This year seems to disappearing at a rapid rate, that is quite frightening.
However, as a child or young person who has asked for help, do you not think that the days and months between talking to someone and things happening can seem like an eternity?
What can you as safeguarding professionals do to ease this concern and help them.
You need to think about how you can get the answers, they should be getting from those dealing with the abuse and their allegation.
As a result, consider how you can challenge other safeguarding colleagues.
Were you part of a strategy meeting ?
Have the things that others said they were doing, been done?
Why did the child have to wait to be interviewed?
Are you new to role, and scared to ask the questions?
There was a time when we were all new to the safeguarding role.
Make sure you ask the question/s
Sometimes just because we have done it like that, doesn’t mean it couldn’t be done differently.
If you are not sure, ask !
You can also look at the Pan Sussex Child Protection Procedures, they explain about the ways to challenge decisions.
There is also a training offer available around this particular subject.
There should be no barriers, to asking questions about why things get done or not, in the course of safeguarding investigations.
Professional Curiosity or “being nosey” is part of the job we all do.
Asking those difficult questions from families and children is also what we do.
Asking them of colleagues can be even more difficult, aren’t we all on the same side?
But challenging those preconceived ideas and “the way we do things” is also appropriate.

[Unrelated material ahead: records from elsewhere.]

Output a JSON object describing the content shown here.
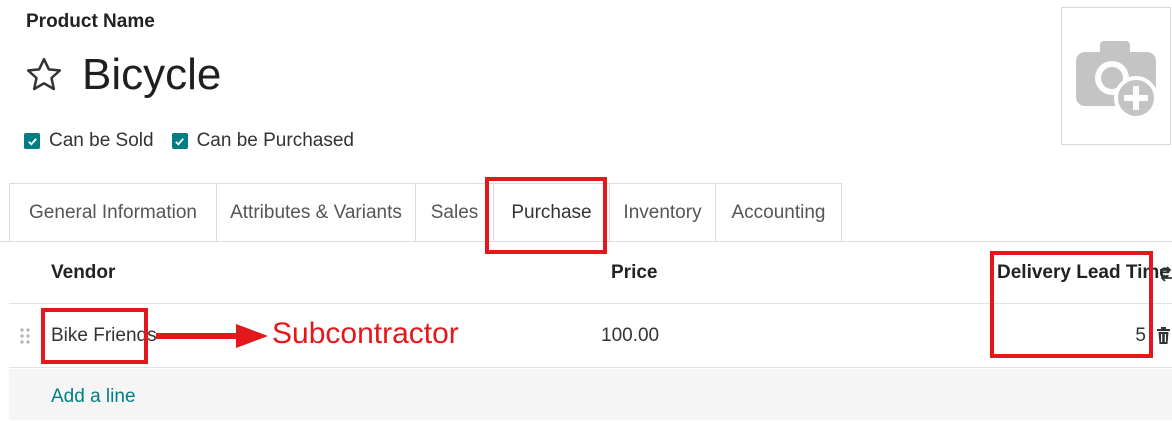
{
  "product": {
    "field_label": "Product Name",
    "name": "Bicycle"
  },
  "options": {
    "can_be_sold": "Can be Sold",
    "can_be_purchased": "Can be Purchased"
  },
  "tabs": [
    {
      "label": "General Information"
    },
    {
      "label": "Attributes & Variants"
    },
    {
      "label": "Sales"
    },
    {
      "label": "Purchase"
    },
    {
      "label": "Inventory"
    },
    {
      "label": "Accounting"
    }
  ],
  "table": {
    "headers": {
      "vendor": "Vendor",
      "price": "Price",
      "lead_time": "Delivery Lead Time"
    },
    "rows": [
      {
        "vendor": "Bike Friends",
        "price": "100.00",
        "lead_time": "5"
      }
    ],
    "add_line": "Add a line"
  },
  "annotation": {
    "text": "Subcontractor",
    "color": "#e4171b"
  },
  "colors": {
    "accent": "#017e84",
    "highlight": "#e4171b"
  },
  "icons": [
    "star-icon",
    "checkbox-checked-icon",
    "camera-add-icon",
    "drag-handle-icon",
    "trash-icon",
    "column-settings-icon",
    "arrow-right-icon"
  ]
}
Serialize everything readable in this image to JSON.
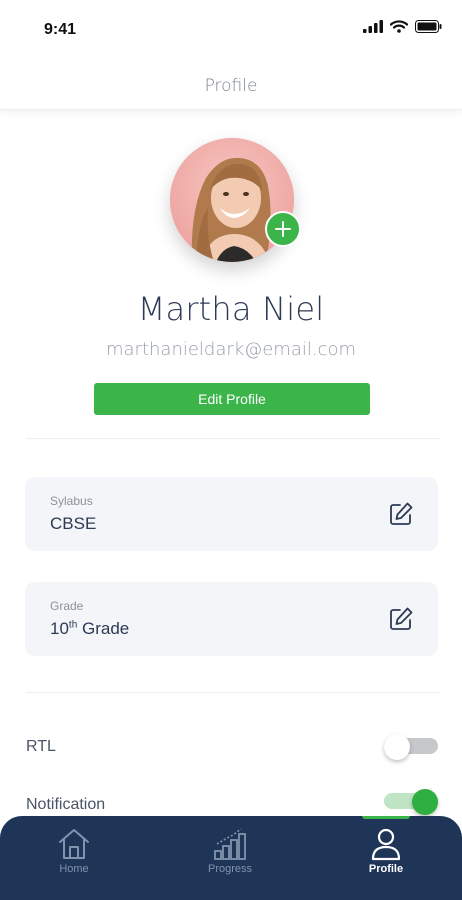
{
  "status_bar": {
    "time": "9:41"
  },
  "header": {
    "title": "Profile"
  },
  "profile": {
    "name": "Martha Niel",
    "email": "marthanieldark@email.com",
    "edit_label": "Edit Profile"
  },
  "fields": [
    {
      "label": "Sylabus",
      "value": "CBSE"
    },
    {
      "label": "Grade",
      "value_number": "10",
      "value_suffix": "th",
      "value_text": " Grade"
    }
  ],
  "settings": [
    {
      "label": "RTL",
      "enabled": false
    },
    {
      "label": "Notification",
      "enabled": true
    }
  ],
  "nav": {
    "items": [
      {
        "label": "Home",
        "icon": "home-icon"
      },
      {
        "label": "Progress",
        "icon": "progress-chart-icon"
      },
      {
        "label": "Profile",
        "icon": "user-icon",
        "active": true
      }
    ]
  },
  "colors": {
    "accent": "#3bb54a",
    "nav_bg": "#1e3557",
    "text_dark": "#2c3a55",
    "card_bg": "#f4f5f8"
  }
}
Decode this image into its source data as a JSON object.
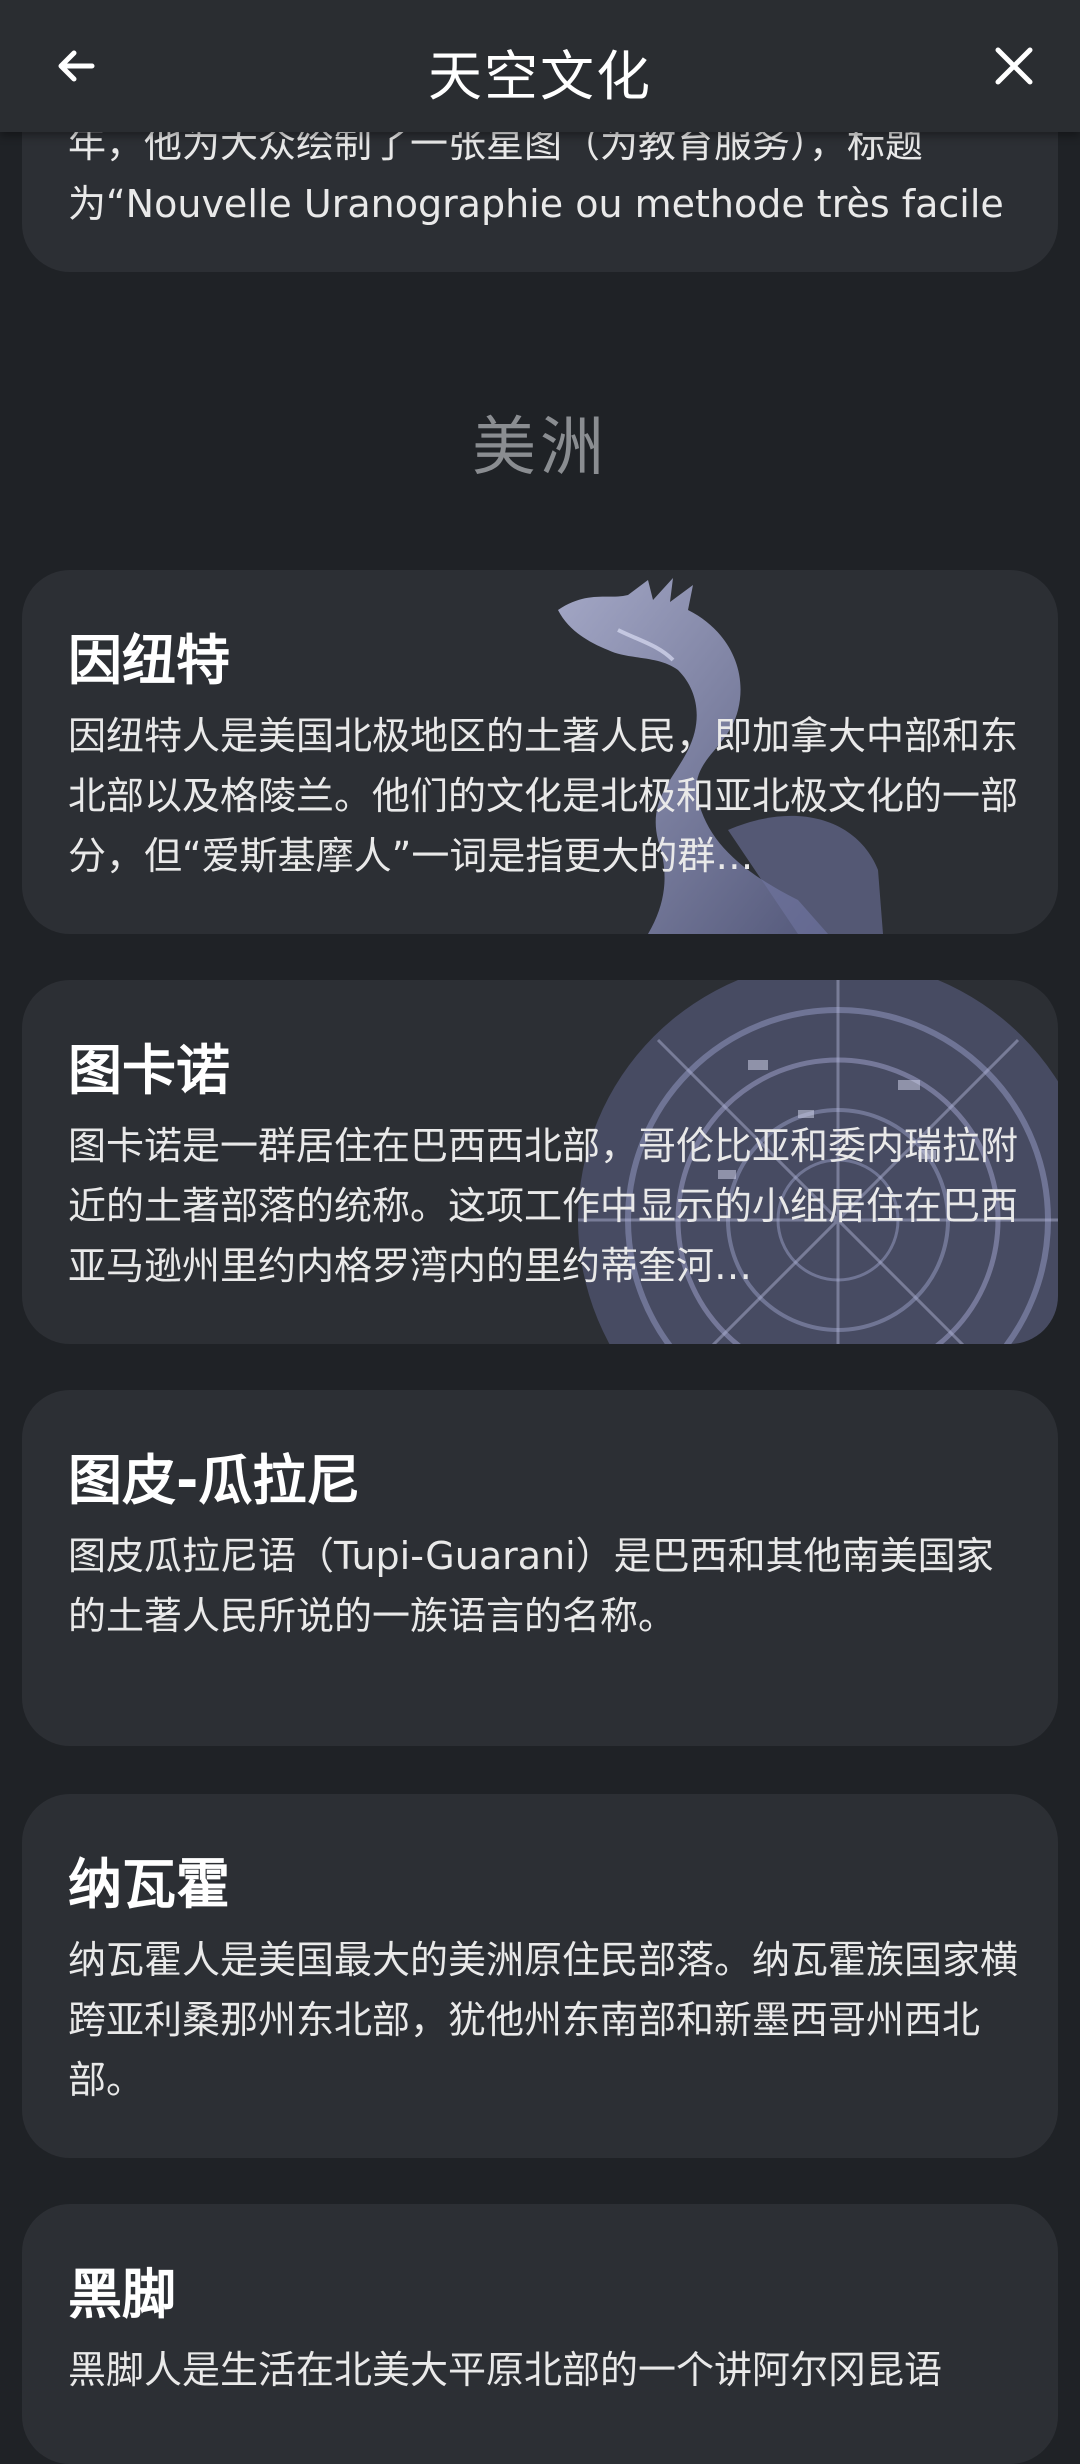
{
  "header": {
    "title": "天空文化",
    "back_icon": "arrow-left-icon",
    "close_icon": "close-icon"
  },
  "partial_card": {
    "text": "年，他为大众绘制了一张星图（为教育服务），标题为“Nouvelle Uranographie ou methode très facile …"
  },
  "section_title": "美洲",
  "cards": [
    {
      "title": "因纽特",
      "text": "因纽特人是美国北极地区的土著人民，即加拿大中部和东北部以及格陵兰。他们的文化是北极和亚北极文化的一部分，但“爱斯基摩人”一词是指更大的群…"
    },
    {
      "title": "图卡诺",
      "text": "图卡诺是一群居住在巴西西北部，哥伦比亚和委内瑞拉附近的土著部落的统称。这项工作中显示的小组居住在巴西亚马逊州里约内格罗湾内的里约蒂奎河…"
    },
    {
      "title": "图皮-瓜拉尼",
      "text": "图皮瓜拉尼语（Tupi-Guarani）是巴西和其他南美国家的土著人民所说的一族语言的名称。"
    },
    {
      "title": "纳瓦霍",
      "text": "纳瓦霍人是美国最大的美洲原住民部落。纳瓦霍族国家横跨亚利桑那州东北部，犹他州东南部和新墨西哥州西北部。"
    },
    {
      "title": "黑脚",
      "text": "黑脚人是生活在北美大平原北部的一个讲阿尔冈昆语"
    }
  ]
}
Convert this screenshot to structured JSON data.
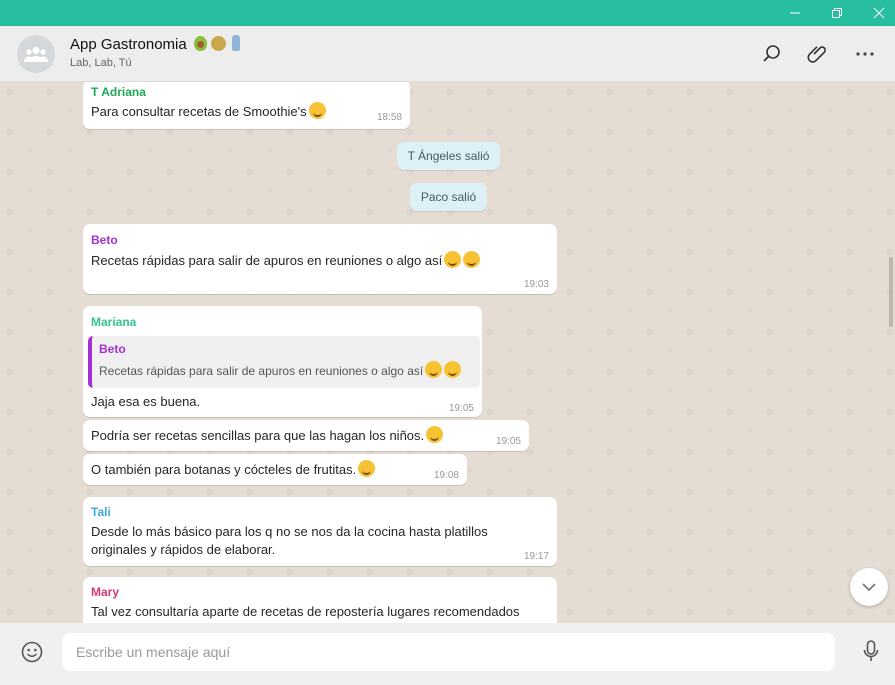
{
  "window": {
    "minimize_icon": "minimize-icon",
    "maximize_icon": "maximize-icon",
    "close_icon": "close-icon",
    "accent": "#28bfa0"
  },
  "header": {
    "title": "App Gastronomia",
    "subtitle": "Lab, Lab, Tú",
    "icons": [
      "group-avatar-icon",
      "search-icon",
      "attach-icon",
      "menu-icon"
    ]
  },
  "messages": [
    {
      "sender": "T Adriana",
      "sender_color": "#1fa855",
      "text": "Para consultar recetas de Smoothie's",
      "time": "18:58"
    },
    {
      "system": "T Ángeles salió"
    },
    {
      "system": "Paco salió"
    },
    {
      "sender": "Beto",
      "sender_color": "#a52fd3",
      "text": "Recetas rápidas para salir de apuros en reuniones o algo así",
      "time": "19:03"
    },
    {
      "sender": "Mariana",
      "sender_color": "#35c48e",
      "quote_sender": "Beto",
      "quote_text": "Recetas rápidas para salir de apuros en reuniones o algo así",
      "text": "Jaja esa es buena.",
      "time": "19:05"
    },
    {
      "text": "Podría ser recetas sencillas para que las hagan los niños.",
      "time": "19:05"
    },
    {
      "text": "O también para botanas y cócteles de frutitas.",
      "time": "19:08"
    },
    {
      "sender": "Tali",
      "sender_color": "#3fa9d8",
      "line1": "Desde lo más básico para los q no se nos da la cocina hasta platillos",
      "line2": "originales y rápidos de elaborar.",
      "time": "19:17"
    },
    {
      "sender": "Mary",
      "sender_color": "#d4387a",
      "text": "Tal vez consultaría aparte de recetas de repostería lugares recomendados"
    }
  ],
  "composer": {
    "placeholder": "Escribe un mensaje aquí",
    "emoji_icon": "emoji-icon",
    "mic_icon": "microphone-icon"
  },
  "scroll_down_icon": "chevron-down-icon"
}
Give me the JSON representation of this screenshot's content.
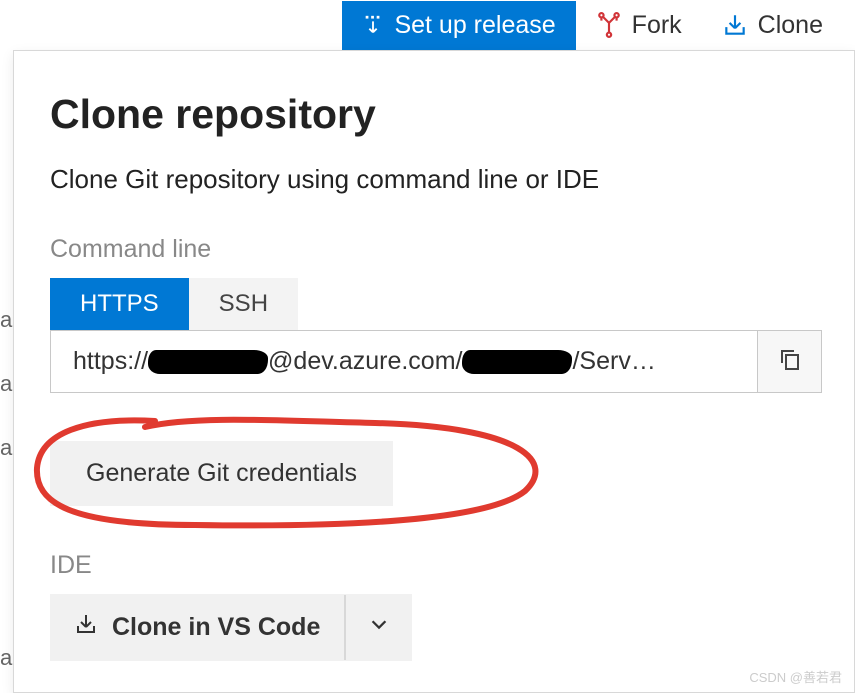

Are the decisions always in the best interest of the child or young person?
Safeguarding is Everyone’s Responsibility